Friday, June 17, 2005
Read the entire thing. I find it heartfelt and encouraging. With so many unreasonable people making so much noise these days, such statements are a breath of fresh air. Thanks Senator Danforth.
It is important for those of us who are sometimes called moderates to make the case that we, too, have strongly held Christian convictions, that we speak from the depths of our beliefs, and that our approach to politics is at least as faithful as that of those who are more conservative. Our difference concerns the extent to which government should, or even can, translate religious beliefs into the laws of the state.. . . We strongly support the separation of church and state, both because that principle is essential to holding together a diverse country, and because the policies of the state always fall short of the demands of faith. Aware that even our most passionate ventures into politics are efforts to carry the treasure of religion in the earthen vessel of government, we proceed in a spirit of humility lacking in our conservative colleagues.
What needs to happen in response to this sort of thing is a responsive reaching out by those on the secular side of this debate.
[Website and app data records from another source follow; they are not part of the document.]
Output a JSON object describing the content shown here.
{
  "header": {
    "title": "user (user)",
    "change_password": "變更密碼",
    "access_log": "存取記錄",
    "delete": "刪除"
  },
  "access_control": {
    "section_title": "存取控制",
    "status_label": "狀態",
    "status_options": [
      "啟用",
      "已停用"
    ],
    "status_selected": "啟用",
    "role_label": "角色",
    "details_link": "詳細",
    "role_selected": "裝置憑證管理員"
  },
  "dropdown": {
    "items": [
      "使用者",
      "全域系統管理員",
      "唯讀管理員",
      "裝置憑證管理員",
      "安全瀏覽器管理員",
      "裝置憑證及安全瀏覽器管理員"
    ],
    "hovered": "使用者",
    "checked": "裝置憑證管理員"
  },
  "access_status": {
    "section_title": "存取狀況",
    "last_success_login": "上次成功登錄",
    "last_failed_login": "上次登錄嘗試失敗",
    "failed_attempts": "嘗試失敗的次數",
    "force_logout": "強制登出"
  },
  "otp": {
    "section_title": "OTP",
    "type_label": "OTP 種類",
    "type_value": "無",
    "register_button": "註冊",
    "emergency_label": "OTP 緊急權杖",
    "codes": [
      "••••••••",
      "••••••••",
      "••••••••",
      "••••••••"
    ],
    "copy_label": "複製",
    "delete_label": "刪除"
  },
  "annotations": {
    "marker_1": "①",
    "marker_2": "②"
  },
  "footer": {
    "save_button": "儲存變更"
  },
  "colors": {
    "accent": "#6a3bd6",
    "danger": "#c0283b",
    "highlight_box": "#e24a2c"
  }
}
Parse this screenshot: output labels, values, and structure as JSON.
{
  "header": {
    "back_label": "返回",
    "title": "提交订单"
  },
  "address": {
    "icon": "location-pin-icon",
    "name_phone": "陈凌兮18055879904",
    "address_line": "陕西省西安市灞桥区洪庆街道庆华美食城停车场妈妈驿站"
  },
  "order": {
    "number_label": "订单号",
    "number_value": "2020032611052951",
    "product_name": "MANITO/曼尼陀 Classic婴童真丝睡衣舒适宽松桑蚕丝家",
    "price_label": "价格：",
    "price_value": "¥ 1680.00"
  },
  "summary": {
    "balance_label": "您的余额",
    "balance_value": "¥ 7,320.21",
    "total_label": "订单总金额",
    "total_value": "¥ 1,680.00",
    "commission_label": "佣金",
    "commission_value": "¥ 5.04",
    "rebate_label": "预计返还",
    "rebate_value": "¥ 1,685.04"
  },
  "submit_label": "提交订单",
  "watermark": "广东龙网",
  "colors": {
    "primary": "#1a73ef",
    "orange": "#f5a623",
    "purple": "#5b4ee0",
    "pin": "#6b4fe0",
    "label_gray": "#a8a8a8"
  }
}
An overture from people like me that it is not religion or religious people that we have a problem with, but the imposition of that religion on others. I feel comfortable making such overtures. I find common ground with my religious friends each day, but too often those on my side of this divide are as unwilling to reach across as the Dobsons and Robertsons of the world. When men like Danforth reach out, it is our duty as fellow reasonable people to reach back and make a connection. This is not about left v. right or religous v. secular, it's about reasonable v. extremist. In that debate, I find myself, happily, on the same side as men like Senator Danforth.
But I have about 3 readers. What we need are luminaries of the secular world writing similar op-eds in response to statements like this one from John Danforth. Writing about how we are not trying to eradicate Christianity or spirituality, but trying to find ways to coexist peacefully and respectfully. So, people with a modicum of clout, get to it...I'm doing what little I can.